Township of Langley: Froese, Jack - mayor candidate: He answers The Times' questions.

  • Nov. 6, 2014 8:00 p.m.
Jack Froese is seeking re-election as mayor of Langley Township.

Jack Froese is seeking re-election as mayor of Langley Township.

1- What is the most important issue facing the Township, and how would you propose to deal with it?

The Township of Langley is truly a community of communities.  What seems to be one issue in one community is completely different in another.  For example, Aldergrove residents are discussing the proposed new Recreation Centre and what form it should take, whether it incorporates a pool and ice arena, a library, recreation centre and how large it should be.  Aldergrove residents would also like to see the downtown area revitalized with more services and shopping options.  Brookswood residents are concerned about bringing the 1987 Official Community Plan up to date; some residents say leave it alone, others agree that addressing the lack of protection for the environment, aquifer, trees is important while still retaining the look and feel of what Brookswood is.  Willoughby is going through the growing pains that Walnut Grove did 30 years ago; incomplete road network, schools bursting at the seams, insufficient transit options and constant construction.  Fort Langley is currently in a construction boom with four projects underway.  Walnut Grove and Murrayville have stabilized most of the growth in those areas, but still some infill projects cause concern around increased traffic and pressures on existing infrastructure.

So which issue is the “most important?”  I believe it depends on where in the Township you live.

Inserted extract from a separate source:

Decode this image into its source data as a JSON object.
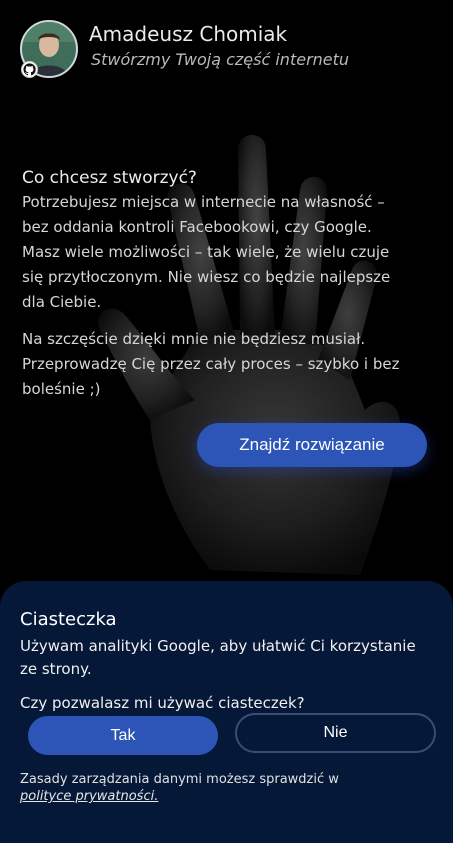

The key to working with our community is keeping lines of communication open. Having a mayor and council who are open and approachable is paramount to working with our community.  Overall, the biggest issue would be how local government engages with their residents to work towards solutions. We continue to learn from our past and look forward into the future. The way we communicate is going through a massive transformation. With people’s busy lifestyles nowadays, open houses and public meetings aren’t as effective as they once were. Every municipality in B.C. is going to have to change their processes to engage their residents and improve the dialogue around important issues. I want the Township of Langley to take the lead in this area. Langley is home to many recognized experts in social media and digital marketing.

One of my first priorities will be to bring our own residents together with local, leading communication experts and challenge them to find better ways for us to engage and communicate. In this way, moving forward, we can connect and engage with residents who have busy lives.

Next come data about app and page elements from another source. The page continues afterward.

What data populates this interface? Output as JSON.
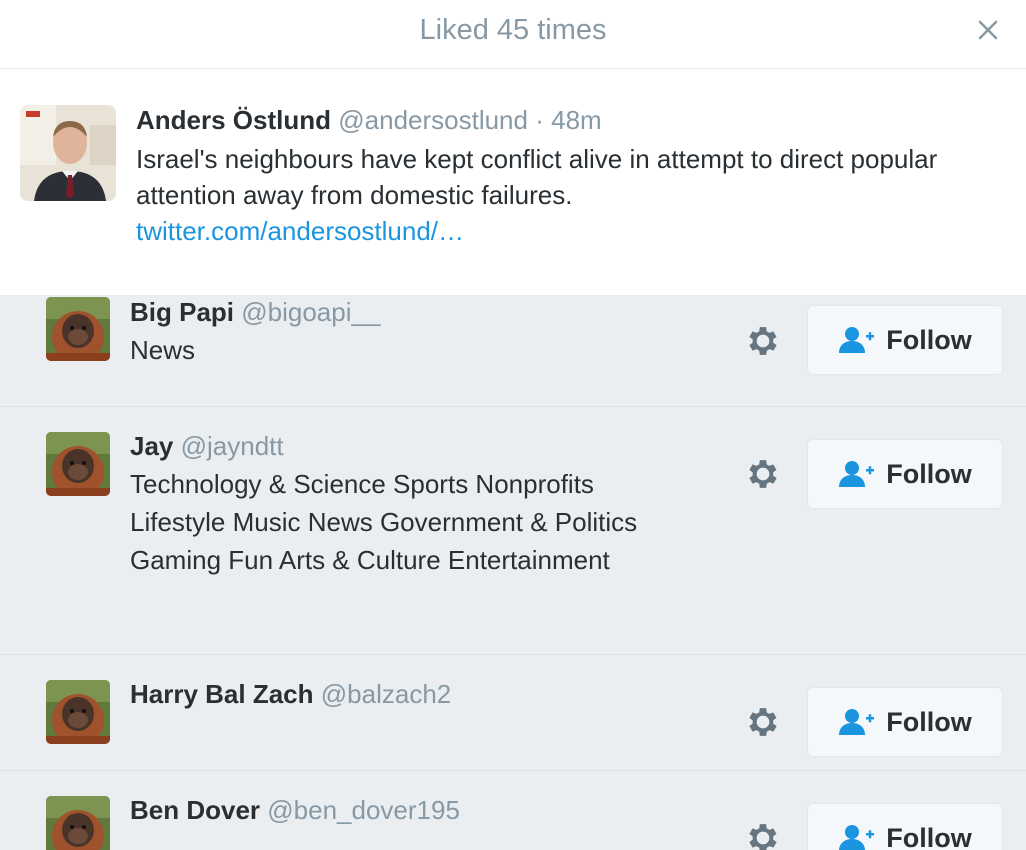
{
  "modal": {
    "title": "Liked 45 times"
  },
  "tweet": {
    "name": "Anders Östlund",
    "handle": "@andersostlund",
    "separator": "·",
    "time": "48m",
    "text": "Israel's neighbours have kept conflict alive in attempt to direct popular attention away from domestic failures.",
    "link": "twitter.com/andersostlund/…"
  },
  "likers": [
    {
      "name": "Big Papi",
      "handle": "@bigoapi__",
      "bio": "News",
      "follow_label": "Follow"
    },
    {
      "name": "Jay",
      "handle": "@jayndtt",
      "bio": "Technology & Science Sports Nonprofits Lifestyle Music News Government & Politics Gaming Fun Arts & Culture Entertainment",
      "follow_label": "Follow"
    },
    {
      "name": "Harry Bal Zach",
      "handle": "@balzach2",
      "bio": "",
      "follow_label": "Follow"
    },
    {
      "name": "Ben Dover",
      "handle": "@ben_dover195",
      "bio": "",
      "follow_label": "Follow"
    }
  ],
  "icons": {
    "close": "close-icon",
    "settings": "gear-icon",
    "follow": "add-user-icon"
  },
  "colors": {
    "accent": "#1b95e0",
    "muted": "#8899a6",
    "list_background": "#eaeef1"
  }
}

2 – Should there be restrictions on development in Willoughby until the situation regarding funding for new schools has been resolved?

Over the last three years, three new schools with 1,760 new seats for Willoughby students have been built.  More will come.  All levels of government are looking for ways to best manage our tax dollars.  The situation in Langley is that the board of education is working with the province and the Township collaboratively to get the schools we need.  On Oct. 28 of this year I, along with Trustee Rob McFarlane, and both organizations’ senior staff, met in Victoria with Education Minister Peter Fassbender, ministry staff and our MLA, Mary Polak, to discuss the building of a new high school.  We received a very warm reception and moved much closer to getting that school. The proposal that School District 35 had to come up with 50 per cent of the capital was clarified to be “up to 50 per cent.”  The key here is that as a municipality we can’t sit back and point to the school district and say it’s their problem, we must continue to work together.  Managing the growth to two to three per cent, which has been the rate for many years, is accomplished by working together with our partners to continue to bring the schools, roads, parks and other infrastructure to our growing community.

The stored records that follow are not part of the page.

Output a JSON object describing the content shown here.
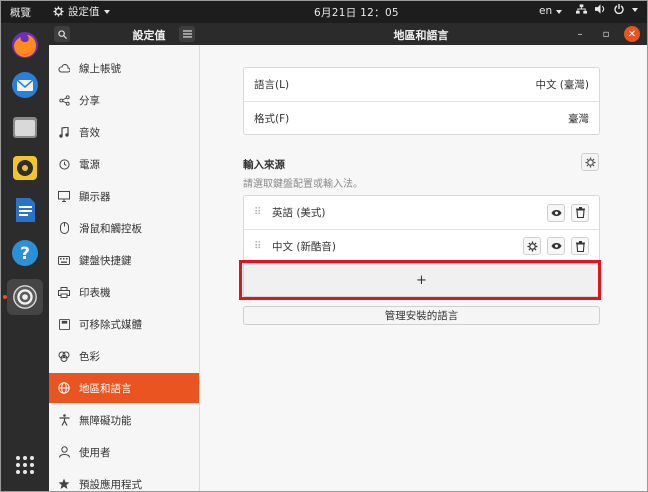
{
  "topbar": {
    "activities": "概覽",
    "app_menu": "設定值",
    "clock": "6月21日  12：05",
    "input_lang": "en"
  },
  "dock": {
    "items": [
      {
        "name": "firefox-icon"
      },
      {
        "name": "thunderbird-icon"
      },
      {
        "name": "files-icon"
      },
      {
        "name": "rhythmbox-icon"
      },
      {
        "name": "writer-icon"
      },
      {
        "name": "help-icon"
      },
      {
        "name": "settings-icon"
      }
    ],
    "apps_grid": "show-apps-icon"
  },
  "header": {
    "sidebar_title": "設定值",
    "main_title": "地區和語言",
    "minimize": "–",
    "maximize": "▫",
    "close": "✕"
  },
  "sidebar": {
    "items": [
      {
        "label": "線上帳號",
        "icon": "cloud-icon"
      },
      {
        "label": "分享",
        "icon": "share-icon"
      },
      {
        "label": "音效",
        "icon": "music-note-icon"
      },
      {
        "label": "電源",
        "icon": "power-icon"
      },
      {
        "label": "顯示器",
        "icon": "monitor-icon"
      },
      {
        "label": "滑鼠和觸控板",
        "icon": "mouse-icon"
      },
      {
        "label": "鍵盤快捷鍵",
        "icon": "keyboard-icon"
      },
      {
        "label": "印表機",
        "icon": "printer-icon"
      },
      {
        "label": "可移除式媒體",
        "icon": "media-icon"
      },
      {
        "label": "色彩",
        "icon": "color-icon"
      },
      {
        "label": "地區和語言",
        "icon": "globe-icon",
        "selected": true
      },
      {
        "label": "無障礙功能",
        "icon": "accessibility-icon"
      },
      {
        "label": "使用者",
        "icon": "user-icon"
      },
      {
        "label": "預設應用程式",
        "icon": "star-icon"
      }
    ]
  },
  "main": {
    "language_label": "語言(L)",
    "language_value": "中文 (臺灣)",
    "format_label": "格式(F)",
    "format_value": "臺灣",
    "input_sources_title": "輸入來源",
    "input_sources_hint": "請選取鍵盤配置或輸入法。",
    "sources": [
      {
        "label": "英語 (美式)",
        "has_settings": false
      },
      {
        "label": "中文 (新酷音)",
        "has_settings": true
      }
    ],
    "add_label": "+",
    "manage_label": "管理安裝的語言"
  },
  "colors": {
    "accent": "#e95420",
    "highlight": "#e0141e"
  }
}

3 – Do you support a pool and recreation centre complex in Aldergrove, and if so, when should construction begin? If not, why not?

Yes, I support a pool and recreation complex in Aldergrove.  I lived in rural Aldergrove for 32 years, before moving to Fort Langley.  While raising my family in Aldergrove I always felt there was a need for an indoor pool.  We need to provide facilities and resources to support our youth, growing families and our seniors.

Council has been moving towards construction by purchasing the land, conducting technical engineering reports on the site and working towards accumulating the necessary funding.  Early in my term I established a task force of members of council and the community to discuss the form the recreation centre should take.

Construction should begin once funding sources are established through reallocation of assets, obtaining provincial and federal grants, borrowing and taxation as a last resort.  It is a priority of mine to work with council to see construction begin within the next four-year term and, if all goes well, completion.

4 – What type of development, if any, should be encouraged in a new community plan for Brookswood and Fernridge?

Before any further work on the update of the 1987 Brookswood/Fernridge Community Plan is undertaken. I will establish a more robust engagement and consultation process.  It is important to retain what is good about Brookswood/Fernridge and not change it into something our residents do not want.

A mix of housing types with jobs and shopping close to home has been done successfully throughout Langley and B.C. But new ideas and solutions are always emerging.  What worked in the past may not work today, and all options need to be fully discussed with the community.